Start of Study material

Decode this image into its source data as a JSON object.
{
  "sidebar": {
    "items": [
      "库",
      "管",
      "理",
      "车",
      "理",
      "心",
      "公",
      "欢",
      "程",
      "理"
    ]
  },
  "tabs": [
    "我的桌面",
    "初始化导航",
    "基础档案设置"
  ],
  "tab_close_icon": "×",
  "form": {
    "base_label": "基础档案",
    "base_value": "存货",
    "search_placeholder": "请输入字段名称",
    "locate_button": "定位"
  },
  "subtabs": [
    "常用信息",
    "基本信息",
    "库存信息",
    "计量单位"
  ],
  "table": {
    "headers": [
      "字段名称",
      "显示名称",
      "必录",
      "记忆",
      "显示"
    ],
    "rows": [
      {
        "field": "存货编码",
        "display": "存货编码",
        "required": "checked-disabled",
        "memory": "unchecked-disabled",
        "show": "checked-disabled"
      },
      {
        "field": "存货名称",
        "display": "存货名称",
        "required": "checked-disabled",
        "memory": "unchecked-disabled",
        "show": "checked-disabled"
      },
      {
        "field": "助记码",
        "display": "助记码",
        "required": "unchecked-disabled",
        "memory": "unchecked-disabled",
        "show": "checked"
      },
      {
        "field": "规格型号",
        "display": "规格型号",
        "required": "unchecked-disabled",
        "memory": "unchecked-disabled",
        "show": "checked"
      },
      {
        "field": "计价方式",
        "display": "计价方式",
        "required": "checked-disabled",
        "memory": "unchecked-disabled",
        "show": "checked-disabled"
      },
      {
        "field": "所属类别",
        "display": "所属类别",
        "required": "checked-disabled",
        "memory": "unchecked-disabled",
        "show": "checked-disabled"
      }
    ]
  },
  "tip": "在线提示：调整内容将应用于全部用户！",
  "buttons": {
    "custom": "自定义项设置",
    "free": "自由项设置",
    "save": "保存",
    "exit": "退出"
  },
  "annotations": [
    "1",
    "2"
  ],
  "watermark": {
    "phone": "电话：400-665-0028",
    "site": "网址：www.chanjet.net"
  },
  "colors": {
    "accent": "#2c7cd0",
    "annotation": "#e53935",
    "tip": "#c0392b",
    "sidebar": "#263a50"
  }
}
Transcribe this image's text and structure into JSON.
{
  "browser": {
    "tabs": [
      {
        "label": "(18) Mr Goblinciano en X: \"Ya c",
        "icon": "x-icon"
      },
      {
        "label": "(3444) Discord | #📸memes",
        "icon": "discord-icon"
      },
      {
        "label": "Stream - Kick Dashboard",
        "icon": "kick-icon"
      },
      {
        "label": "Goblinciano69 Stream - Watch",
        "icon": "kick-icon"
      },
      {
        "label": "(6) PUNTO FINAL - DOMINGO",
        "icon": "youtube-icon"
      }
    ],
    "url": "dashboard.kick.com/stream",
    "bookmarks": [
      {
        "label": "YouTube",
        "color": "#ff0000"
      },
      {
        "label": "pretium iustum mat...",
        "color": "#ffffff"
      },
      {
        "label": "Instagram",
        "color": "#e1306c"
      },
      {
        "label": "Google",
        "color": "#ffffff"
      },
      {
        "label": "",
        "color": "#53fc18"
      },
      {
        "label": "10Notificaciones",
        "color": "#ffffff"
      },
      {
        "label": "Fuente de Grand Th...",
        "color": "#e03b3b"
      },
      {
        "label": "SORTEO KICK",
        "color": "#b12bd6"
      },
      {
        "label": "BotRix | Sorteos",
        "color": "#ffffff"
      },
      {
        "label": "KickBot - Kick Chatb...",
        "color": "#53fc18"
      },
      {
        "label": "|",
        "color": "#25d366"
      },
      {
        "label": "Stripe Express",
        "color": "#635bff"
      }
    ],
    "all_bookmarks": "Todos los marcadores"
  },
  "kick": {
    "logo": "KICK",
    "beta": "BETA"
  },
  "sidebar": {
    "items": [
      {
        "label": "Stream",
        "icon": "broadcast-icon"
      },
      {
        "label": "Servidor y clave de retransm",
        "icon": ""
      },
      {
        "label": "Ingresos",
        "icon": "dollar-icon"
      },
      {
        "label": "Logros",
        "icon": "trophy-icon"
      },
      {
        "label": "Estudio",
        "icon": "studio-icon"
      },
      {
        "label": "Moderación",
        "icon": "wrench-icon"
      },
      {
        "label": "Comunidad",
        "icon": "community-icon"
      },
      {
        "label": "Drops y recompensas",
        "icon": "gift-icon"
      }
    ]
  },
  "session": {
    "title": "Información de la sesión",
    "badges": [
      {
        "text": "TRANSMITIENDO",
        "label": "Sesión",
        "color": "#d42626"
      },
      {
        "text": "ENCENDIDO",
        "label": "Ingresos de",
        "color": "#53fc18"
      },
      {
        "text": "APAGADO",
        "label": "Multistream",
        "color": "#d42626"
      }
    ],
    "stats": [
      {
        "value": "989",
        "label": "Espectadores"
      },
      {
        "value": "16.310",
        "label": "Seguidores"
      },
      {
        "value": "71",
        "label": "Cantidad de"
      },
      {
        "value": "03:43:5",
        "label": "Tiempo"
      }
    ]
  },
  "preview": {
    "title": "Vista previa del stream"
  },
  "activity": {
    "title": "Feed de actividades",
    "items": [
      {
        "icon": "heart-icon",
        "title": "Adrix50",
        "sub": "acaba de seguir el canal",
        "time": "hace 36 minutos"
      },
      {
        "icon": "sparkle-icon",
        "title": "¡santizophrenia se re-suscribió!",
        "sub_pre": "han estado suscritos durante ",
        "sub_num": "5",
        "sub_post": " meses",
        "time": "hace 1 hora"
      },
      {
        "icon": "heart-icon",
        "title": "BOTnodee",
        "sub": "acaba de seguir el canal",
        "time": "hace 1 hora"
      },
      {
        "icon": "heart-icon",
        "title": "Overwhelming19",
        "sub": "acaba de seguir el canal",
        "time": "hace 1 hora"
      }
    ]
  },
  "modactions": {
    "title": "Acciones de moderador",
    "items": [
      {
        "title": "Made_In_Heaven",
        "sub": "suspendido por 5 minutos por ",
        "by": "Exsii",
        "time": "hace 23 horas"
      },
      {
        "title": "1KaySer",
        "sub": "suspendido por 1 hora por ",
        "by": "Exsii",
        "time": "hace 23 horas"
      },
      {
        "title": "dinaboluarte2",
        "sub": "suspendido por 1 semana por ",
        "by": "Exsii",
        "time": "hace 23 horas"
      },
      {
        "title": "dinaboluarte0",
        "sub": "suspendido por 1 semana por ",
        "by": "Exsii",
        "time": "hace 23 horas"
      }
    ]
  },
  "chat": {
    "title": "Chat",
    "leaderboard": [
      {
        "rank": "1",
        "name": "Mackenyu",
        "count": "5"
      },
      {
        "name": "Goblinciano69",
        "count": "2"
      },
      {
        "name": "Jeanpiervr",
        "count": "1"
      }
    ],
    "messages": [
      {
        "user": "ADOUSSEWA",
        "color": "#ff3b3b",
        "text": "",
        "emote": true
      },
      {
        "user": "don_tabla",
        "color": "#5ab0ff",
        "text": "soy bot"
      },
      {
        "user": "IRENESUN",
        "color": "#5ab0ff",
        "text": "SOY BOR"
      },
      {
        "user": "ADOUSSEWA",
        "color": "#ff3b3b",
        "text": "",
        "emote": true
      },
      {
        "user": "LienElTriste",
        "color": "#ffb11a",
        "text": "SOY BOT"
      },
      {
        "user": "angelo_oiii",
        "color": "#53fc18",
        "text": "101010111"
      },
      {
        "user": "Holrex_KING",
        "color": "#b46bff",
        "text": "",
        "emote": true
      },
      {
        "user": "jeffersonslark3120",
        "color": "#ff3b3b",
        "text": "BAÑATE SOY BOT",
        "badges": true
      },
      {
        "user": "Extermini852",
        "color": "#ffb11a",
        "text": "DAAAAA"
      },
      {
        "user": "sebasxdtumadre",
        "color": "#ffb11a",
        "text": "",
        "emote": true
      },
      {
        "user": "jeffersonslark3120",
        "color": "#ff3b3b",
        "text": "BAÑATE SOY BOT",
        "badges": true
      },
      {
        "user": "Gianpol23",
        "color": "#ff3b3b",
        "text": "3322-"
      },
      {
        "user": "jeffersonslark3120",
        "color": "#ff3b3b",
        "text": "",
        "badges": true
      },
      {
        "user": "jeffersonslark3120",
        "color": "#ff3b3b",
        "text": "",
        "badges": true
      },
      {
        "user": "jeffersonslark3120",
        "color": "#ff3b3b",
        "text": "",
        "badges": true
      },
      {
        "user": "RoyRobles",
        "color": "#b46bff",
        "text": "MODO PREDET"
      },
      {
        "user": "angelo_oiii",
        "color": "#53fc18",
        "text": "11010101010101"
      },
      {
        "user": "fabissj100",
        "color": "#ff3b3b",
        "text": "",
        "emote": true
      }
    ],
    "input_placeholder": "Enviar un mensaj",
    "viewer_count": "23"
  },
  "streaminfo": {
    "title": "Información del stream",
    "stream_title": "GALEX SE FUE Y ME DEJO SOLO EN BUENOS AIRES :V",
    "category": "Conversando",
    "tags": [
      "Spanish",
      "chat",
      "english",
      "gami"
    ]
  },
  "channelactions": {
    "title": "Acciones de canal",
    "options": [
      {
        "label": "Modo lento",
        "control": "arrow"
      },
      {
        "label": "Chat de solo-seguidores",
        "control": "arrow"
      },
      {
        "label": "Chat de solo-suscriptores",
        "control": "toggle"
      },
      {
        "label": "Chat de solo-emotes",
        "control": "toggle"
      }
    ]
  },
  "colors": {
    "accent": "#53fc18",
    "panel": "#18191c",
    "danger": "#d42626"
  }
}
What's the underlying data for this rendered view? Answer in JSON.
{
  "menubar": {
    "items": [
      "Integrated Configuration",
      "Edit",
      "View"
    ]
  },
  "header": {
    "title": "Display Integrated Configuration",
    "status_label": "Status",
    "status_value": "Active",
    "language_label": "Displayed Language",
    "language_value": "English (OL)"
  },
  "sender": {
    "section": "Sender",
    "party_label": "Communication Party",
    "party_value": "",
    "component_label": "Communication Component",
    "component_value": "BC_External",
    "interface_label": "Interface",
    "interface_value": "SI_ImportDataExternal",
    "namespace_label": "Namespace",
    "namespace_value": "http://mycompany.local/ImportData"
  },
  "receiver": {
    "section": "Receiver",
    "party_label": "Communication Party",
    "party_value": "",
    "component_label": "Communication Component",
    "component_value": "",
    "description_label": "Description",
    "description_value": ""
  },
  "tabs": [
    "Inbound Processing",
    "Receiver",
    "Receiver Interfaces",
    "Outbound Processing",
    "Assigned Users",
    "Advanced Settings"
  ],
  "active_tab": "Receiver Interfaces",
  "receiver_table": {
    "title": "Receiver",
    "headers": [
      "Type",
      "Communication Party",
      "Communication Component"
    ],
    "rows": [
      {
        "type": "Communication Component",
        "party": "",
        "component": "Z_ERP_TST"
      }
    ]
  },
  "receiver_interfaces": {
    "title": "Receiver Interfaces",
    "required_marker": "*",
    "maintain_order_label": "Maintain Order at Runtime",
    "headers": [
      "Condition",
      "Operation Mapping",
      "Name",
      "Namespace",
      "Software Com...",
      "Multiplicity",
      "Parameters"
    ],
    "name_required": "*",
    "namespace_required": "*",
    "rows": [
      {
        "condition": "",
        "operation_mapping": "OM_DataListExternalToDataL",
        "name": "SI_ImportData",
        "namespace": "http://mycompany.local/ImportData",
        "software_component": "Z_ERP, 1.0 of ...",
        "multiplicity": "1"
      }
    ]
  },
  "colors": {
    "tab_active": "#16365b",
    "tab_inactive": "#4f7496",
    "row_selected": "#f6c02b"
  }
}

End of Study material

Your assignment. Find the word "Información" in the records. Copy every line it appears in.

Output for this exercise.
    "title": "Información de la sesión",
    "title": "Información del stream",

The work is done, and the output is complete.